  <climb extra="" grade="" length="1km, 1 to 2 hours" name="The Southern Traverse" number="" stars="" id="36" fa="">This is the high level route from Bechervaise Plateau to Thwaites Plateau. It traverses across the steep southern face of Federation Peak. The route now has track marker but there is some dangerous and awkward scrambling with tremendous exposure: there have been at least two fatalities here and great care is required care to cross it safely. If you are carrying a pack allow up to double the times given above. The route is also used to gain access to the normal route to the summit. &lt;br/&gt;Start on the Terrace, near the foot of the Climbing Gully, at the top of a deep cleft (Geeves Window) through which Lake Geeves is visible. Pass through the cleft and descend steeply until an easy traverse to the west is possible. Climb a narrow couloir, passing under an enormous chockstone, to reach the top of a broad buttress against the main summit block. Continue west, and descend from the buttress into the broad which runs down from the SW corner of the Peak. Ascend this couloir, and follow the ridge toward Thwaites Plateau and Hanging Lake.</climb>
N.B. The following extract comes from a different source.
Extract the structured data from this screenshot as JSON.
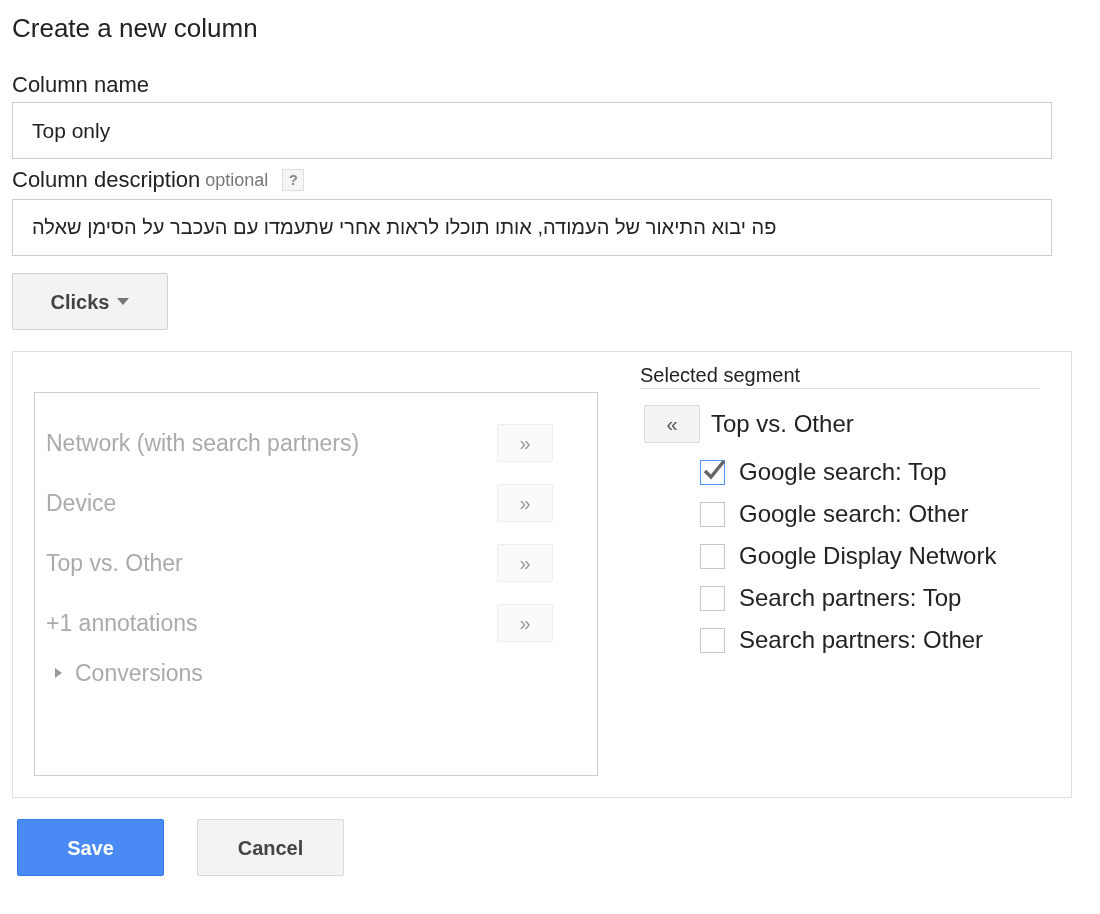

  <climb extra="" grade="" length="75m" name="MUMC Route No. 1" number="1." stars="" id="37" fa="Bill Brewsher, Joan King, Dec 1951.">Start: In the upper part of the broad couloir on the south side of the deep notch formed where the ridge from Thwaites Plateau joins the peak. Climb directly up, over rock of varying difficulty, and via a prominent chimney, to a point where descent into Geeves Gully is possible.</climb>
  <climb extra="" grade="5" length="100m" name="Normal Route" number="2." stars="" id="38" fa="Brian Wells, John Young, Dec 1951. Cairned in 1967 by the HWC.">This is the cairned route to the summit used by bushwalkers. It follows roughly the same line as MUMC Route No. 2. Start about half way along the Southern Traverse at a large cairn on top of the 'broad buttress'. Follow cairns directly up the slope to the foot of a rocky step in the gully above. Climb this by traversing up left then right up the ramp. About 10m higher up, the track leads left out of the gully across steep rock into the next short gully. Climb steeply up this gully for 30m then follow the steep ridge up right for another 20m. Above sheer rock walls bar the way. The route heads right to the foot of a rocky wall. Climb steeply up the comer on the left of the wall then follow the ledge right and climb the shallow groove in the centre of the wall to the grassy ramp above. Continue up the ramp into the top of Geeves Gully. Climb the gully to the ridge crest and follow the left ridge to the roomy summit and log book.</climb>
  <climb extra="" grade="" length="140m" name="MUMC Route No. 5" number="5." stars="" id="39" fa="Bill Brewsher, Bruce Graham (alt.) Jan 1952.">Start as for the Normal Route. Climb up a long gully leading towards the summit, until the way is blocked by a large overhang. Bypass this on the right and climb directly to the summit.</climb>
  <climb extra="" grade="" length="140m" name="MUMC Route No. 6" number="6." stars="" id="40" fa="Faye Kerr, John Young (alt.) Jan 1952.">Start as for the Normal Route. Climb the arete to the left of the long gully of MUMC Route 5. On reaching the overharng ascend the chimney on its left and continue to the summit.</climb>